Unmasking a Legend: The Story of Dan Shechtman

OV Digital Desk

Dan Shechtman (born 24 January 1941) is an Israeli scientist. He received the 2011 Nobel Prize in chemistry for his discovery of quasicrystals.

Life and Career

He was born on 24 January 1941, in Tel Aviv, Israel. His early education laid the foundation for his later achievements in the field of science. He attended the Technion–Israel Institute of Technology, where he pursued his undergraduate and graduate studies in materials engineering. His fascination with the properties of materials and crystal structures became a guiding force in his academic and professional life.

Shechtman earned his Bachelor’s degree in Mechanical Engineering from the Technion in 1966. He continued his education at the Technion, completing his Master’s degree in Materials Engineering in 1968. Subsequently, he earned his Doctorate in Materials Engineering in 1972.

After completing his education, Shechtman worked as an engineer at the Israel Institute of Metals. He then spent time in the United States as a postdoctoral researcher at the National Bureau of Standards (now NIST) from 1972 to 1973.

Shechtman returned to Israel and joined the Technion, where he held various academic positions.

The pivotal moment in Shechtman’s career came in 1982 when he made his groundbreaking discovery of quasicrystals while on sabbatical at the National Institute for Materials Science in Tsukuba, Japan. The discovery challenged the prevailing scientific belief that only crystals with periodic structures could exist, earning him the Nobel Prize in Chemistry in 2011.

Major Works

In their experiments, Shechtman and colleagues mixed aluminum and manganese in a ratio of about six-to-one, heated the mixture, then rapidly cooled it back to solid. Shechtman discovered the solidified alloy had fivefold symmetry using an electron microscope; by rotating it by 72° (360°/5), it replicated the same structure.

He also changed the definition of a crystal. Crystals are now defined by the International Union of Crystallography as a solid with a discrete diffraction diagram instead of a ‘regularly ordered three-dimensional pattern’.

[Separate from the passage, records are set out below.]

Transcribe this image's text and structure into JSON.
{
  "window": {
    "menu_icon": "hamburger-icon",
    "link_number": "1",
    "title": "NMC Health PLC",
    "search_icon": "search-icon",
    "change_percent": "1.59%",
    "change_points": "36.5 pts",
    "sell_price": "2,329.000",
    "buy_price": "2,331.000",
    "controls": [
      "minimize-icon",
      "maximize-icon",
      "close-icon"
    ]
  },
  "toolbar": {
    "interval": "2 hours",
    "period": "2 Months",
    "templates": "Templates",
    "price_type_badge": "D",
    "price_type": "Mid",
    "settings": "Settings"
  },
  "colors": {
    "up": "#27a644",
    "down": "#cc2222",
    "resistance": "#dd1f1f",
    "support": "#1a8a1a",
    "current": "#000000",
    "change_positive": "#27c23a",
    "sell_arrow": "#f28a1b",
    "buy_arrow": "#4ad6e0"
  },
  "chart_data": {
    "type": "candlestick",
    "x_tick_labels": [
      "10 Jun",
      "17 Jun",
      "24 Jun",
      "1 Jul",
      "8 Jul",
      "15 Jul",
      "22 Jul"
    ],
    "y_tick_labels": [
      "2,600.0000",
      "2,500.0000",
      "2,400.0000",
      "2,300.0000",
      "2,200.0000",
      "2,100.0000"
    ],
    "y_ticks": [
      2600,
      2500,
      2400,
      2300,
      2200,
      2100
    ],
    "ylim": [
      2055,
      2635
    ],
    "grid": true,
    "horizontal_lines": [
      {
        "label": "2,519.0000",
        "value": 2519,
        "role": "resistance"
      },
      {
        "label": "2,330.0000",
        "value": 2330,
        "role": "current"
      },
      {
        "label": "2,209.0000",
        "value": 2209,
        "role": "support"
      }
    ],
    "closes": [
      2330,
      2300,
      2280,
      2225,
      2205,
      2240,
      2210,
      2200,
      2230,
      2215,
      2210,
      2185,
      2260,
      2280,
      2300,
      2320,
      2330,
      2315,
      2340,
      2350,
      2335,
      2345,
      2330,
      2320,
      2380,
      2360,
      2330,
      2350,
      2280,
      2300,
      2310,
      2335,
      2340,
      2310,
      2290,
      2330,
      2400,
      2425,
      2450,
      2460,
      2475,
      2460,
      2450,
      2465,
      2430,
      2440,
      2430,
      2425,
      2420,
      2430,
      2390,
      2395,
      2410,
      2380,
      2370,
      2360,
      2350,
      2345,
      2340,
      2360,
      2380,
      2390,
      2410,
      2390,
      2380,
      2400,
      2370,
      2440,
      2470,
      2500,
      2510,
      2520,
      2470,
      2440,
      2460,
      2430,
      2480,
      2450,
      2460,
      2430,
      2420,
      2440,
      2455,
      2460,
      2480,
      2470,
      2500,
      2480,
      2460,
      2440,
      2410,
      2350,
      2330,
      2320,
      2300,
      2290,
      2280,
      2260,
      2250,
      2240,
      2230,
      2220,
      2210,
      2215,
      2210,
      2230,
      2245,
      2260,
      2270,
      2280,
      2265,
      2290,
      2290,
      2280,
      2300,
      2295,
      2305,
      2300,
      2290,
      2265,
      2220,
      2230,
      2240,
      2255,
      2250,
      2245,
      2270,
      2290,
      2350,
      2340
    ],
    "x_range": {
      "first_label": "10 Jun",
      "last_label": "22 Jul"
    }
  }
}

He discovered quasicrystals, which led to the discovery of similar quasicrystals. There’s a lot of structural stability in quantum crystals, but they’re low in thermal and electrical conductivity.

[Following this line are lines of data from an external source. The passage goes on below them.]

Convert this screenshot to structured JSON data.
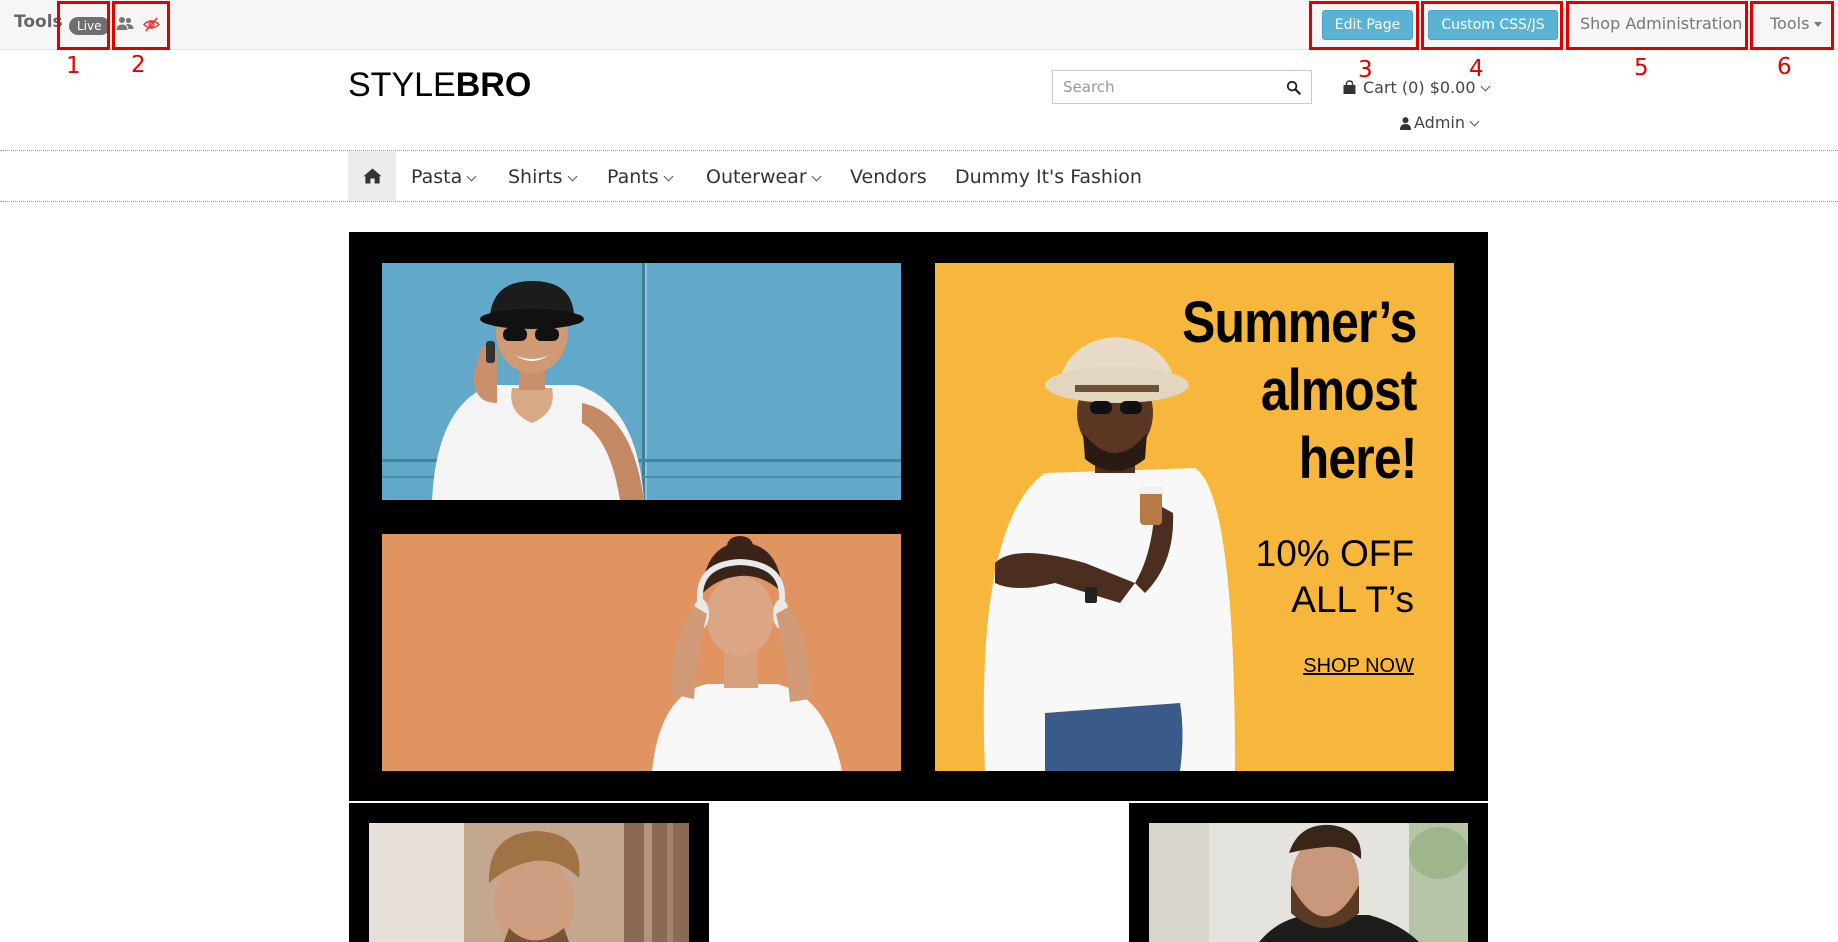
{
  "toolbar": {
    "title": "Tools",
    "status_badge": "Live",
    "users_icon": "users-icon",
    "visibility_icon": "eye-slash-icon",
    "edit_page_label": "Edit Page",
    "custom_css_label": "Custom CSS/JS",
    "shop_admin_label": "Shop Administration",
    "tools_label": "Tools",
    "accent_color": "#5bb3d4"
  },
  "annotations": [
    "1",
    "2",
    "3",
    "4",
    "5",
    "6"
  ],
  "header": {
    "logo_light": "STYLE",
    "logo_bold": "BRO",
    "search_placeholder": "Search",
    "cart_label": "Cart",
    "cart_count": "(0)",
    "cart_total": "$0.00",
    "user_label": "Admin"
  },
  "nav": {
    "home_icon": "home-icon",
    "items": [
      {
        "label": "Pasta",
        "dropdown": true
      },
      {
        "label": "Shirts",
        "dropdown": true
      },
      {
        "label": "Pants",
        "dropdown": true
      },
      {
        "label": "Outerwear",
        "dropdown": true
      },
      {
        "label": "Vendors",
        "dropdown": false
      },
      {
        "label": "Dummy It's Fashion",
        "dropdown": false
      }
    ]
  },
  "banner": {
    "headline": [
      "Summer’s",
      "almost",
      "here!"
    ],
    "offer": [
      "10% OFF",
      "ALL T’s"
    ],
    "cta": "SHOP NOW",
    "promo_color": "#f5b63a"
  }
}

Award and legacy

He won the 2011 Nobel Prize in chemistry. This award recognized his discovery of a new form of matter and its implications for the field of crystallography and solid-state physics.

Dan Shechtman’s legacy is marked by his transformative impact on the understanding of crystallography and the nature of matter. His discovery of quasicrystals challenged long-held beliefs in the scientific community and opened up new avenues for research and technological applications. Some aspects of his legacy include:

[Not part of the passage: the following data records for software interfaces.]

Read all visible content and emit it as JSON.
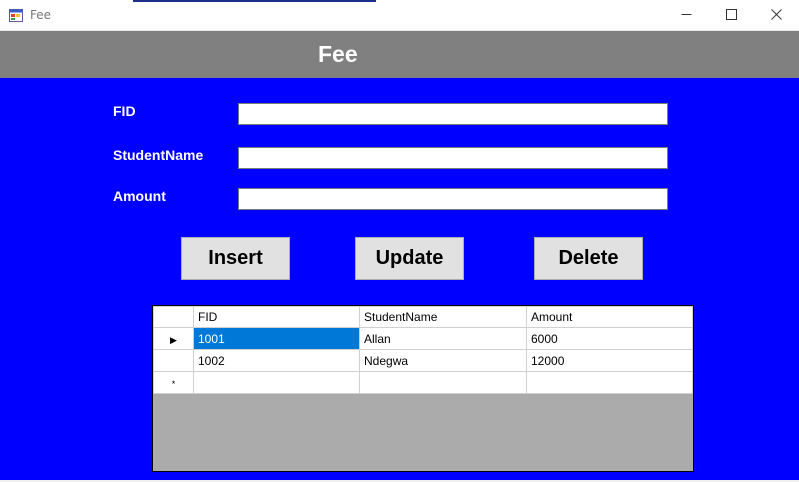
{
  "window": {
    "title": "Fee",
    "icons": {
      "app": "app-form-icon",
      "minimize": "minimize-icon",
      "maximize": "maximize-icon",
      "close": "close-icon"
    }
  },
  "header": {
    "title": "Fee"
  },
  "form": {
    "fid_label": "FID",
    "fid_value": "",
    "student_label": "StudentName",
    "student_value": "",
    "amount_label": "Amount",
    "amount_value": ""
  },
  "buttons": {
    "insert": "Insert",
    "update": "Update",
    "delete": "Delete"
  },
  "grid": {
    "columns": [
      "FID",
      "StudentName",
      "Amount"
    ],
    "rows": [
      {
        "fid": "1001",
        "name": "Allan",
        "amount": "6000"
      },
      {
        "fid": "1002",
        "name": "Ndegwa",
        "amount": "12000"
      }
    ],
    "current_row_indicator": "▶",
    "new_row_indicator": "*"
  },
  "colors": {
    "client_background": "#0000ff",
    "header_background": "#808080",
    "selection": "#0078d7"
  }
}
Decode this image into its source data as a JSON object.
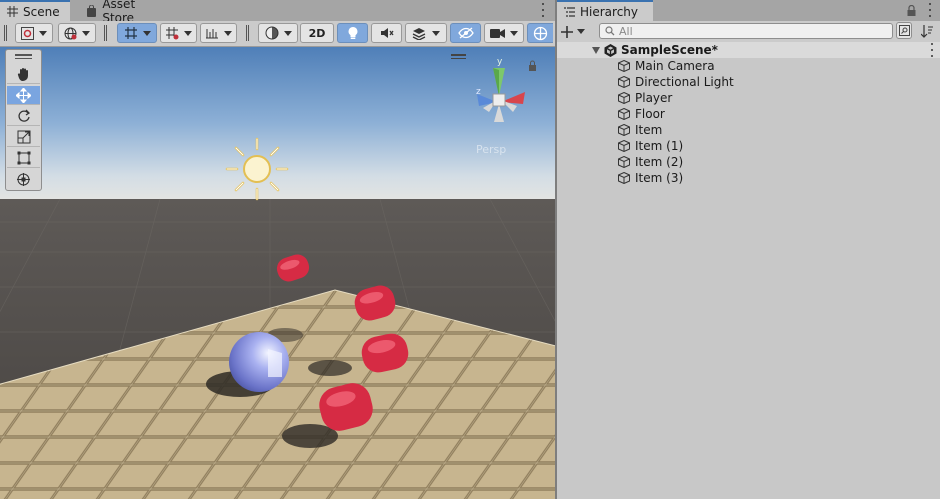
{
  "scene_panel": {
    "tabs": [
      {
        "label": "Scene",
        "icon": "grid-icon",
        "active": true
      },
      {
        "label": "Asset Store",
        "icon": "bag-icon",
        "active": false
      }
    ],
    "toolbar": {
      "mode_2d_label": "2D"
    },
    "tools": [
      "hand-tool",
      "move-tool",
      "rotate-tool",
      "scale-tool",
      "rect-tool",
      "transform-tool"
    ],
    "gizmo_axes": {
      "y": "y",
      "z": "z"
    },
    "gizmo_projection_label": "Persp",
    "colors": {
      "accent": "#3a72b0",
      "toggle_on": "#80a8dc",
      "item_red": "#e0304a",
      "player_sphere": "#8d96e6"
    }
  },
  "hierarchy": {
    "tab_label": "Hierarchy",
    "search_placeholder": "All",
    "scene_name": "SampleScene*",
    "items": [
      "Main Camera",
      "Directional Light",
      "Player",
      "Floor",
      "Item",
      "Item (1)",
      "Item (2)",
      "Item (3)"
    ]
  }
}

Shechtman’s work fundamentally altered the field of crystallography, leading to a reevaluation of the definition of crystals and introducing the concept of quasicrystals with non-repeating patterns.

The unique properties of quasicrystals discovered by Shechtman have found applications in various industries, including materials science and engineering. These applications range from improving the performance of metallic alloys to the development of new materials with desirable properties.

Shechtman’s perseverance and willingness to challenge conventional wisdom serve as an inspiration for future generations of scientists. His story encourages researchers to think outside the box and pursue unconventional ideas that may lead to groundbreaking discoveries.

As an academic and educator, Shechtman contributed to the training and mentorship of students in the field of materials science. His teachings and guidance have influenced the next generation of scientists and engineers.

Shechtman’s work has had a global impact, fostering international collaboration in the scientific community. The recognition of his achievements with prestigious awards has helped raise awareness of the importance of materials science and its potential applications.